● ASSIGNED TASK
Pull every line containing the word "highlighted" out of the material below.
########
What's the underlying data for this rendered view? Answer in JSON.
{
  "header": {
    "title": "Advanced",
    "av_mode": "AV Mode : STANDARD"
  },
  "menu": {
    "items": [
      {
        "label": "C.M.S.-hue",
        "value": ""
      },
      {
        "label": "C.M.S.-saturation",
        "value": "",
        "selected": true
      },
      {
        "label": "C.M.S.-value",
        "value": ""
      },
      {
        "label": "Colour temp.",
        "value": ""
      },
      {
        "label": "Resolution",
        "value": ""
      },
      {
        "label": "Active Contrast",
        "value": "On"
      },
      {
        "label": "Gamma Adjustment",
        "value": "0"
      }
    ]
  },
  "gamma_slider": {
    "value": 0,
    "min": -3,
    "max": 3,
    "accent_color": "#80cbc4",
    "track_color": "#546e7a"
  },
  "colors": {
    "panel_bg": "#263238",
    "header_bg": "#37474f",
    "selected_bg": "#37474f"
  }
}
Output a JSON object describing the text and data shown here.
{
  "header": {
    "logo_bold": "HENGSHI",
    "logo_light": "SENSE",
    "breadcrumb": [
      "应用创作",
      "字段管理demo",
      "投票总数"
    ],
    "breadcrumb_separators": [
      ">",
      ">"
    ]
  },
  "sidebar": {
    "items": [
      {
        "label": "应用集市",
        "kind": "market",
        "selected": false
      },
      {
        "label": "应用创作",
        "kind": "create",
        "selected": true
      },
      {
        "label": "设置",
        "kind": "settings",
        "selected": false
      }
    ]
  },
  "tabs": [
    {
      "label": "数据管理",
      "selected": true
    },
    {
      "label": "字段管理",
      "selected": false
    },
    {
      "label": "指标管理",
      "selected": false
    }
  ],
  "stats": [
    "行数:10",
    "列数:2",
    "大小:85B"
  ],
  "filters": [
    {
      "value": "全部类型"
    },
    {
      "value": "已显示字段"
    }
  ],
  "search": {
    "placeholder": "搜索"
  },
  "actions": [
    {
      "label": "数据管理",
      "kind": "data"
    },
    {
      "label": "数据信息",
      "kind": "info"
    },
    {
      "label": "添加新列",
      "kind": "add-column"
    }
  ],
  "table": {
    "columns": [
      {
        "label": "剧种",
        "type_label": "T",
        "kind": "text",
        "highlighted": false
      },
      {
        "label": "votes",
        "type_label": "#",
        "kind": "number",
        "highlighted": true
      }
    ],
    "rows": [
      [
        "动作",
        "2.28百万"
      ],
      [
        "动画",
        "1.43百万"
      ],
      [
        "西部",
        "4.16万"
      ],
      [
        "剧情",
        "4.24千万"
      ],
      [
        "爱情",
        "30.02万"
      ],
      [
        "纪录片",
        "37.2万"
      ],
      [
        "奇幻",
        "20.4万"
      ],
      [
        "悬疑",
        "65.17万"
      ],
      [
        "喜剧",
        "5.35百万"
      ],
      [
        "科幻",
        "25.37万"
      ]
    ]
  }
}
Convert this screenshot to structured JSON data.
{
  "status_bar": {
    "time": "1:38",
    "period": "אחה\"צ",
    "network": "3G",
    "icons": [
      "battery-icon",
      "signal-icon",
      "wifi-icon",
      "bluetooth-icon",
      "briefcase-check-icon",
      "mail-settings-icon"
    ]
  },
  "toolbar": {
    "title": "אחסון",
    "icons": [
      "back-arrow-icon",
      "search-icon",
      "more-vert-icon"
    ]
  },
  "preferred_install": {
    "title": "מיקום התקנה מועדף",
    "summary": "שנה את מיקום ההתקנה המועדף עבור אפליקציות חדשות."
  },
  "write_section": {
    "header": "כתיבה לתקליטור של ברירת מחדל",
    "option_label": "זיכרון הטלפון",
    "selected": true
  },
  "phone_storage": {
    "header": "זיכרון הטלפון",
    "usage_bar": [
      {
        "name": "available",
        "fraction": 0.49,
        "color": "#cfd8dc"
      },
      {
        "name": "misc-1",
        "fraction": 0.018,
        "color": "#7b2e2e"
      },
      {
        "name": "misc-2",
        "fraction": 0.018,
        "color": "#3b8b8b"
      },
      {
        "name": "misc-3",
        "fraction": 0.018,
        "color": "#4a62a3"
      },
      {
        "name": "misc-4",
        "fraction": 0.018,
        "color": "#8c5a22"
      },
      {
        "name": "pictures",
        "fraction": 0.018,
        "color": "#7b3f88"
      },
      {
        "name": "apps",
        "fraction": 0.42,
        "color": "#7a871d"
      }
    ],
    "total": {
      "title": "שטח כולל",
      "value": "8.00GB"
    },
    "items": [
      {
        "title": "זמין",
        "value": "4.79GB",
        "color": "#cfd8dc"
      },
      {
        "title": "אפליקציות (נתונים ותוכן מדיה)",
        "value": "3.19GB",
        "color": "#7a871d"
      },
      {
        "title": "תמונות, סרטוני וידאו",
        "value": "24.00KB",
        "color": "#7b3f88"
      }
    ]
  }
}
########
● RESPONSE AREA
        "highlighted": false
        "highlighted": true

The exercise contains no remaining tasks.